Friday, May 11, 2012

Shock and Dismay

I always take a book along to read on the airplane, and found myself surprisingly ready to digest something meaty on our flight to Rwanda.  So, I read (and possibly annoyed my seatmates with frequent excerpts from) Mirror to the Church by a Rwandan priest.  I was shocked by many insights from this book, but one I continue to  chew on has to do with colonialism.  The author traced the roots of the Rwandan genocide to the interference and political manipulation of the people by colonizers, a really damning view of Rwandan history which at first left me relieved that I wasn't a descendant of those particular colonizers.

Feeling a bit like the Pied Piper:)
Where was I when this was taught in history class?  It seems inconceivable to my 21st Century mind that any nation would have the gall to "civilize" another.  And yet, it was often legitimized "as a way to facilitate religious conversion and salvation of indigenous peoples".  As a modern day missionary, and someone of European descent, I'm starting to feel more and more implicated in what happened...  A series of disquieting emotions erupt, not unlike those I feel whenever I watch The Mission.

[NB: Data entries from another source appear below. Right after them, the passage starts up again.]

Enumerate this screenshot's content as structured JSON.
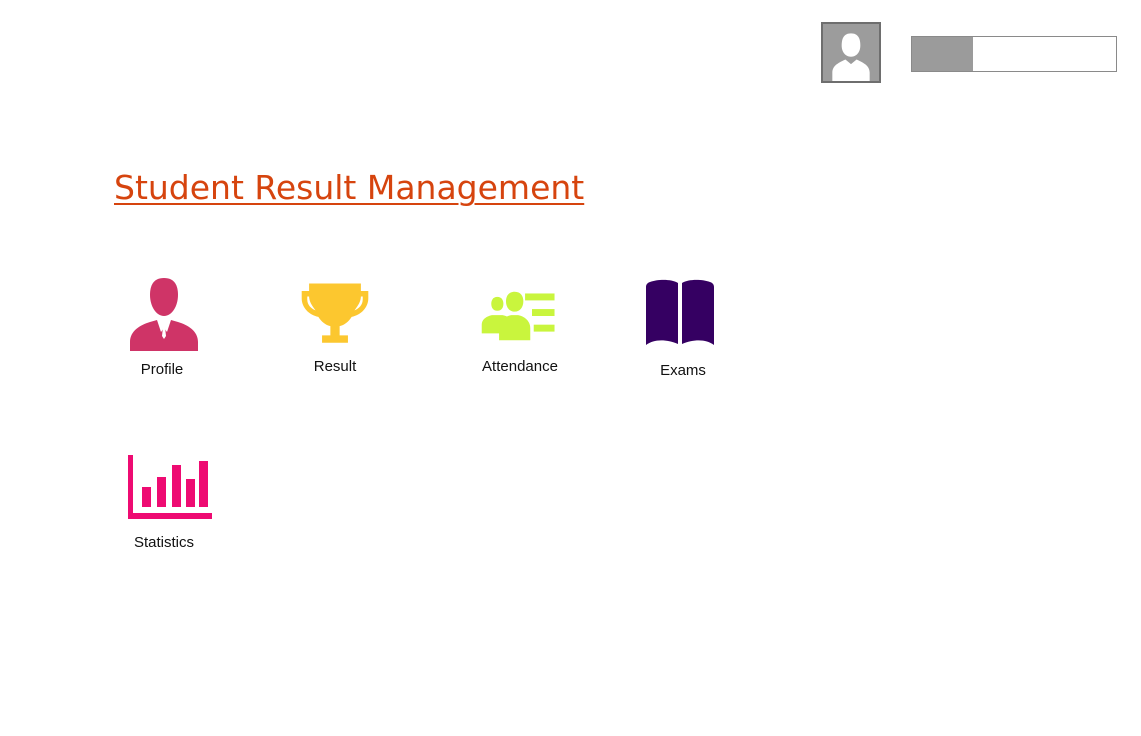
{
  "header": {
    "login_progress_fraction": 0.3
  },
  "page": {
    "title": "Student Result Management"
  },
  "menu": {
    "profile": {
      "label": "Profile",
      "icon": "user-icon"
    },
    "result": {
      "label": "Result",
      "icon": "trophy-icon"
    },
    "attendance": {
      "label": "Attendance",
      "icon": "attendance-icon"
    },
    "exams": {
      "label": "Exams",
      "icon": "book-icon"
    },
    "statistics": {
      "label": "Statistics",
      "icon": "bar-chart-icon"
    }
  },
  "colors": {
    "title": "#d6440e",
    "profile_icon": "#cf3467",
    "result_icon": "#fcc72f",
    "attendance_icon": "#c9f53d",
    "exams_icon": "#350062",
    "statistics_icon": "#ee0b72"
  }
}
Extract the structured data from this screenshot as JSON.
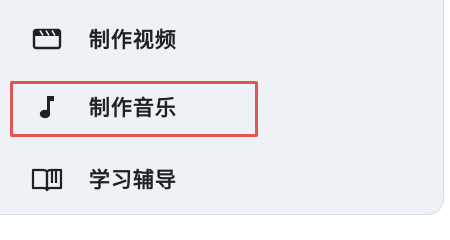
{
  "menu": {
    "items": [
      {
        "label": "制作视频",
        "icon": "clapperboard-icon"
      },
      {
        "label": "制作音乐",
        "icon": "music-note-icon",
        "highlighted": true
      },
      {
        "label": "学习辅导",
        "icon": "open-book-icon"
      }
    ]
  },
  "colors": {
    "panel_background": "#eef2f7",
    "text": "#202124",
    "highlight_border": "#e25555"
  }
}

I'm still troubled by what I learned, but even more, I'm troubled by the ongoing ramifications of our history.  As a European background Christian, where am I (where are we?) continuing the legacy of the colonizers?    I lead a non-profit that serves newly arrived refugees from countries like Rwanda.  How do these refugees view me, considering their nation's experience with colonizers?  How do I treat them differently than my forbears did?   (Thankfully, missions around the world has radically changed and I can see how the orientation I received has prepared me for these hard questions.)  How do we create a level playing field, show respect, and honour what each person embodies- the richness of their history, the uniqueness of their culture and the fact that each one bears the image of God?  Our refugee friends are ready, eager and grateful, with SO much to contribute to our communities and our country!
I love it when God brings to light that which I've been blissfully ignorant of, and am energized by the challenge to learn, to love better and to let Him refine me from the inside out.